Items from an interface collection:

#####

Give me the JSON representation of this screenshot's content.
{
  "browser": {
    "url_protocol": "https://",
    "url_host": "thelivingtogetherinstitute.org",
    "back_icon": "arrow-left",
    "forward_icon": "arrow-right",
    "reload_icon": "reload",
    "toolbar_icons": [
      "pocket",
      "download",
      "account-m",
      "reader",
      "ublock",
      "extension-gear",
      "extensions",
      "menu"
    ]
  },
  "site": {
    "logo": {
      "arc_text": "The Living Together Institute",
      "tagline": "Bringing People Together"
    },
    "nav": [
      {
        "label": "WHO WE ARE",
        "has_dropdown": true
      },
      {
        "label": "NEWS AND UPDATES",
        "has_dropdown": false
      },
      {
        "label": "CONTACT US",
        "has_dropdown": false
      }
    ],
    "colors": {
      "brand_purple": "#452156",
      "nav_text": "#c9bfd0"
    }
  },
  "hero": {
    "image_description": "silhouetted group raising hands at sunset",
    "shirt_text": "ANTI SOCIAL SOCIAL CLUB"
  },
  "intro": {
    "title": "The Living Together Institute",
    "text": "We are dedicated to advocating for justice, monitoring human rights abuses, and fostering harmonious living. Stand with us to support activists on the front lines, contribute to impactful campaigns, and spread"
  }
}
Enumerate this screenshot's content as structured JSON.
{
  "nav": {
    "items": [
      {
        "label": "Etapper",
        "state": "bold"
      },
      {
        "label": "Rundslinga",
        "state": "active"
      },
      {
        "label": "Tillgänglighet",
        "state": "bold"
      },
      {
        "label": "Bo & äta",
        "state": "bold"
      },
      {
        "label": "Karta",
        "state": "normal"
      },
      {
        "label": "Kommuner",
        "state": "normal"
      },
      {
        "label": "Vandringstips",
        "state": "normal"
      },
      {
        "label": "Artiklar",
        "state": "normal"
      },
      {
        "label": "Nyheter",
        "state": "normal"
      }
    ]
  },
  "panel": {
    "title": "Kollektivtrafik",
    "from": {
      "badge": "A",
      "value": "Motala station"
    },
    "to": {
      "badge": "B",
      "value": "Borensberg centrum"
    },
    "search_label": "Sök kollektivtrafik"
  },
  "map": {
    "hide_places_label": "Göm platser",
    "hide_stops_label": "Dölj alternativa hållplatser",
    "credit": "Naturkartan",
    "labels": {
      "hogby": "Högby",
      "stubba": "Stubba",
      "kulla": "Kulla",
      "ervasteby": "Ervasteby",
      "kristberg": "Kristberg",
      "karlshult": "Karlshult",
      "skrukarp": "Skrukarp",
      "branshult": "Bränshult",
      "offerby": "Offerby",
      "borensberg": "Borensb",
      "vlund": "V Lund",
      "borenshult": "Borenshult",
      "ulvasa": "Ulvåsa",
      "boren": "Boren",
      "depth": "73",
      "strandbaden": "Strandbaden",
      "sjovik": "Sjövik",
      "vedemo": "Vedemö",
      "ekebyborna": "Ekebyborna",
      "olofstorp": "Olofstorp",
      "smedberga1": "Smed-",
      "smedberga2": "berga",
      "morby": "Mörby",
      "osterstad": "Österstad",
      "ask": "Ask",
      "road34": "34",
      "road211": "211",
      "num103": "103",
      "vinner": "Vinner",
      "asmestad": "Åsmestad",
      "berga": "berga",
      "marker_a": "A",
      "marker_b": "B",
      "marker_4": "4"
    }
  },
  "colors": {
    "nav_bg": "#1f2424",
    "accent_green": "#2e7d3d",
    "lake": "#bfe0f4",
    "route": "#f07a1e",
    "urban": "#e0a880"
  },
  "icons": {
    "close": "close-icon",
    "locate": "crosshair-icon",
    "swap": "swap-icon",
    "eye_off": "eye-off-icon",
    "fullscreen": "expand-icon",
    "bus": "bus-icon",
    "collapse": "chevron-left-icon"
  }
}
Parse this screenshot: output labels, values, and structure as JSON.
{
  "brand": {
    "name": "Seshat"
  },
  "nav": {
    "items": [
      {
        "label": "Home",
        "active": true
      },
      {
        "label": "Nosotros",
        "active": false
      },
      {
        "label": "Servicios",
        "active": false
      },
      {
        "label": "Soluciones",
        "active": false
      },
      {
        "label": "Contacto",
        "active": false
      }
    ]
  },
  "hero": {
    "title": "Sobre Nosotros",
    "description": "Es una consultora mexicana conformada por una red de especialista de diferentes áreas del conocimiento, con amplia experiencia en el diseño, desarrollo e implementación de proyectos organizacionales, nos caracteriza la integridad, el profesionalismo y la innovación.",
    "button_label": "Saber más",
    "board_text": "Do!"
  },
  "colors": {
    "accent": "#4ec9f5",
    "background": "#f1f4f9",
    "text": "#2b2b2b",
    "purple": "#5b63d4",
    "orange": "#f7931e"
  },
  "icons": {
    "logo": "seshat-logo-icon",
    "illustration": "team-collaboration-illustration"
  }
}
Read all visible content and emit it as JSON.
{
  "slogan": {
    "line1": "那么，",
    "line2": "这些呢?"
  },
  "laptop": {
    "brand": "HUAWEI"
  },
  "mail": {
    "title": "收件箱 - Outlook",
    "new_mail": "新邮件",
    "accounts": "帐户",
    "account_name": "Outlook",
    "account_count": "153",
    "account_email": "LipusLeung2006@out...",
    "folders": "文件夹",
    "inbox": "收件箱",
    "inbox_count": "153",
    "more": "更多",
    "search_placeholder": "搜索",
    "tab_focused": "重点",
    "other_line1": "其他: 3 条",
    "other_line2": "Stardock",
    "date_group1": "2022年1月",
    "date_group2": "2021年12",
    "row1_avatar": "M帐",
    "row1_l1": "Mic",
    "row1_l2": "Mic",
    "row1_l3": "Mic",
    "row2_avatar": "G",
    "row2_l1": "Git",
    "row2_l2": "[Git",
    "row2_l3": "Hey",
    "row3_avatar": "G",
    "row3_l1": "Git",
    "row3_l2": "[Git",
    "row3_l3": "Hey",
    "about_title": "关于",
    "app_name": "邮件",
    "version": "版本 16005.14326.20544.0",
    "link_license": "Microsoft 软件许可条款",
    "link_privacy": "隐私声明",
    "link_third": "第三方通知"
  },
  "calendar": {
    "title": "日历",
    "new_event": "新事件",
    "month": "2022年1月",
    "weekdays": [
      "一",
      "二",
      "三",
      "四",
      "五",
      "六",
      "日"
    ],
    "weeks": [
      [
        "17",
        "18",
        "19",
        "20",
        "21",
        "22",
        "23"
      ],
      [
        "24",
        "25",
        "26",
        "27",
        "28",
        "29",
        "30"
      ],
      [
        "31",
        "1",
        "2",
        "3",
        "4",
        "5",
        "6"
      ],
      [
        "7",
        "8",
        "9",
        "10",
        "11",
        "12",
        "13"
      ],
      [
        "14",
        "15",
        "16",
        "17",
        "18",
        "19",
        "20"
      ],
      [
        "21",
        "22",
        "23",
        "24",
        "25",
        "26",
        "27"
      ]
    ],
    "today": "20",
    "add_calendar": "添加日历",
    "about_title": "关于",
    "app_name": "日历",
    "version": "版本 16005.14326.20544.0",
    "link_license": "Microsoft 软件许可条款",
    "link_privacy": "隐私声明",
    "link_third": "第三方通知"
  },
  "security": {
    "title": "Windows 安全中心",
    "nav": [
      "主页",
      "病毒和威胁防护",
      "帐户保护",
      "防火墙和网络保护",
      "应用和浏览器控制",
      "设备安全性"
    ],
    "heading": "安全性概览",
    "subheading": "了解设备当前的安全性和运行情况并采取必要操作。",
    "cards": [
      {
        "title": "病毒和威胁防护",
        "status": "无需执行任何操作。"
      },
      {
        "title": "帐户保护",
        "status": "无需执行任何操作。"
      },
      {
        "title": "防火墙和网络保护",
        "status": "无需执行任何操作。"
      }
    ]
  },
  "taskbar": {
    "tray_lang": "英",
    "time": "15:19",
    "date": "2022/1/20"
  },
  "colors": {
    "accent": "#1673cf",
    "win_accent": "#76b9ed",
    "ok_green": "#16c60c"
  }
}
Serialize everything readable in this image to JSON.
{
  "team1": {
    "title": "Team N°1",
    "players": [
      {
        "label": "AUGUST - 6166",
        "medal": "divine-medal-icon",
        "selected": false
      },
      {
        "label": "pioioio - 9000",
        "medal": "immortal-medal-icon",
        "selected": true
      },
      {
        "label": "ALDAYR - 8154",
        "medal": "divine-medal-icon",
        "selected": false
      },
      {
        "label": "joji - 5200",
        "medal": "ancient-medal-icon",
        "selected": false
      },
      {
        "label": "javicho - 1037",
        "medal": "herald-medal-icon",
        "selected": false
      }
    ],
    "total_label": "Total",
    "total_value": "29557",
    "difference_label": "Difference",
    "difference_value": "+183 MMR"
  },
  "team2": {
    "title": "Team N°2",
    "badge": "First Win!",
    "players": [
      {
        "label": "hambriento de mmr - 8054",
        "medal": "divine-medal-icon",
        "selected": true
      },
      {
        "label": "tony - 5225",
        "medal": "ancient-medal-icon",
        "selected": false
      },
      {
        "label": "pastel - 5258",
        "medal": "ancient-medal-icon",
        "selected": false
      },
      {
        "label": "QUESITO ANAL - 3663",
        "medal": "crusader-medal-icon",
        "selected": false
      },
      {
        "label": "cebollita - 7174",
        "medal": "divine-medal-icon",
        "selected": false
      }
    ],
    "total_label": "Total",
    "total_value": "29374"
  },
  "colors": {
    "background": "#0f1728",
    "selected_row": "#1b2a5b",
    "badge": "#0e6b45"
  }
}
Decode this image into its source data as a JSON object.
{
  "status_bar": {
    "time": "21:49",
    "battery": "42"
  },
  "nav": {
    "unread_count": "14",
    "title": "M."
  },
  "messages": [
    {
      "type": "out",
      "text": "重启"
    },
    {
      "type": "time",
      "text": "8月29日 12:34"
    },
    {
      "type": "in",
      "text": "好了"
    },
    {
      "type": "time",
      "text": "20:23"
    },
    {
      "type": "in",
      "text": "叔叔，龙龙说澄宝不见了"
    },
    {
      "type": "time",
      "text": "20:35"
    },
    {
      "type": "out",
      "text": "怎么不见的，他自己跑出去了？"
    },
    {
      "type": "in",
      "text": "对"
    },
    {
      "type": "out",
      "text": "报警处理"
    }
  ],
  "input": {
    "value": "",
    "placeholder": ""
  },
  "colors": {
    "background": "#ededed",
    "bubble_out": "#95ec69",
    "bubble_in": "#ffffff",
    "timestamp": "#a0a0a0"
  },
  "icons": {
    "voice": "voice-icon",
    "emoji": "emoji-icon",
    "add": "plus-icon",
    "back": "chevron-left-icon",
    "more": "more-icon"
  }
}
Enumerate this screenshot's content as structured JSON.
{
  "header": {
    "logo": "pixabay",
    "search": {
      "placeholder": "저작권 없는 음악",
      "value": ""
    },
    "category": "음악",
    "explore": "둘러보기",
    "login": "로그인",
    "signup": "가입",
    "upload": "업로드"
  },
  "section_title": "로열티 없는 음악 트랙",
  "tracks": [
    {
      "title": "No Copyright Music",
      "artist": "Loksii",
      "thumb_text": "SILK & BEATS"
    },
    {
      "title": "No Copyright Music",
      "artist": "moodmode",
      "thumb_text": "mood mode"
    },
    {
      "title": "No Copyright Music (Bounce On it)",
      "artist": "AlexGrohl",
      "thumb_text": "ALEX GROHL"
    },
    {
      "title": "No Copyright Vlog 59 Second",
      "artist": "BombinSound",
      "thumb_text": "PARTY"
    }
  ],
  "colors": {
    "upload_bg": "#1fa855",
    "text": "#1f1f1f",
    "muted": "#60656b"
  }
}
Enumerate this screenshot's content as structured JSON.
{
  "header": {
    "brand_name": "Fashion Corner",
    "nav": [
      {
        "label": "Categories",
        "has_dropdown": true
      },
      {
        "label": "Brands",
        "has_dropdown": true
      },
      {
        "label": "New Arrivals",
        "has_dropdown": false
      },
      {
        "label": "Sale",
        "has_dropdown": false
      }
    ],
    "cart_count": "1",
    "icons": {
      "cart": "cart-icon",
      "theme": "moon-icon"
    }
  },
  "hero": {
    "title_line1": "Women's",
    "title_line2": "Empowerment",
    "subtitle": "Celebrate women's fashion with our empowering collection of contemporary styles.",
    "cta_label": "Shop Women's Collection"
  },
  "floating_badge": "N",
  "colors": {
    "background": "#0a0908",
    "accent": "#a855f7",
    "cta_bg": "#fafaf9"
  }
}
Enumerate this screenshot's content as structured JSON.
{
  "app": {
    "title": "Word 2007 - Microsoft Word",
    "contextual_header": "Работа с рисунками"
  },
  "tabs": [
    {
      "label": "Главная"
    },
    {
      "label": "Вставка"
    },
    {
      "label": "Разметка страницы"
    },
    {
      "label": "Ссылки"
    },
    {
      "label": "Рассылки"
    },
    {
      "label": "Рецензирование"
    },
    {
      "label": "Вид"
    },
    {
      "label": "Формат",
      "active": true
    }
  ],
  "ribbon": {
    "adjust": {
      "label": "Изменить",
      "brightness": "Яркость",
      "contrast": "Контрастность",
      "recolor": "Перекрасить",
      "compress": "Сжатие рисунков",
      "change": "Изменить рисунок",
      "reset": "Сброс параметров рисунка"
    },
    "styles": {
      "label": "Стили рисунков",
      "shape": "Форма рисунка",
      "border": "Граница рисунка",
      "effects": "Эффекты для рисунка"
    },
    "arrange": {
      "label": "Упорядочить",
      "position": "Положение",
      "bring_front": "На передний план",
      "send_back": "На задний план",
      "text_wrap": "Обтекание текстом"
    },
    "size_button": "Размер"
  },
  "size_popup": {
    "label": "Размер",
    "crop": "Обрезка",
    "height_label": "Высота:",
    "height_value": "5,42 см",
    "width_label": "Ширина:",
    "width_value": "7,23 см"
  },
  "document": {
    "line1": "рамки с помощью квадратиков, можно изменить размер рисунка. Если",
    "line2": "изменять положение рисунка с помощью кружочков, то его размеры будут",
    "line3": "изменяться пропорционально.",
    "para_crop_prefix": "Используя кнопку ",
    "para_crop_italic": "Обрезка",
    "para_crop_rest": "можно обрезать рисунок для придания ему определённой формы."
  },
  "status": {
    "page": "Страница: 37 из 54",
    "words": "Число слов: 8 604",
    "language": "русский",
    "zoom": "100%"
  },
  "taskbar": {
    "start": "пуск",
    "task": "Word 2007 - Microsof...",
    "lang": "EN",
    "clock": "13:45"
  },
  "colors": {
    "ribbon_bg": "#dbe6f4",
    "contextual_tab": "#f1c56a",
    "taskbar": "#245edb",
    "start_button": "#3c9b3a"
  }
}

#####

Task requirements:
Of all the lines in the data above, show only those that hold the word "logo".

Response below:
    "logo": {
    "logo": "seshat-logo-icon",
    "logo": "pixabay",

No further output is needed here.